##### Given entries #####

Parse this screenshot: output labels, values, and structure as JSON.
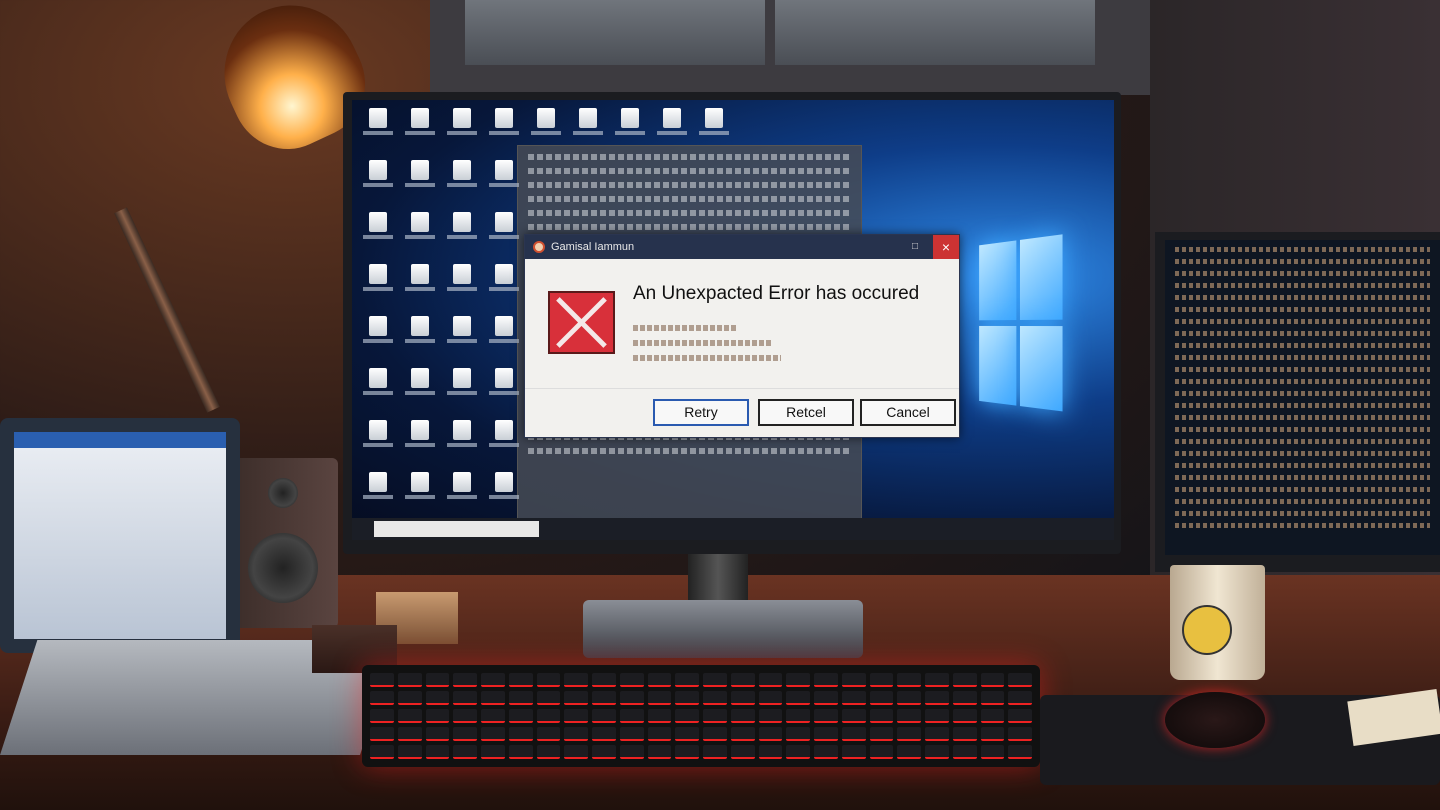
{
  "dialog": {
    "title": "Gamisal Iammun",
    "headline": "An Unexpacted Error has occured",
    "buttons": {
      "retry": "Retry",
      "retcel": "Retcel",
      "cancel": "Cancel"
    },
    "icon": "error-x-icon",
    "close_icon": "×",
    "restore_icon": "□"
  },
  "colors": {
    "dialog_titlebar": "#26324d",
    "error_icon": "#d8303a",
    "close_button": "#cc3333",
    "keyboard_glow": "#ee2222"
  }
}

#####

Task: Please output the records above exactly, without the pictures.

Completed task:
Parse this screenshot: output labels, values, and structure as JSON.
{
  "dialog": {
    "title": "Gamisal Iammun",
    "headline": "An Unexpacted Error has occured",
    "buttons": {
      "retry": "Retry",
      "retcel": "Retcel",
      "cancel": "Cancel"
    },
    "icon": "error-x-icon",
    "close_icon": "×",
    "restore_icon": "□"
  },
  "colors": {
    "dialog_titlebar": "#26324d",
    "error_icon": "#d8303a",
    "close_button": "#cc3333",
    "keyboard_glow": "#ee2222"
  }
}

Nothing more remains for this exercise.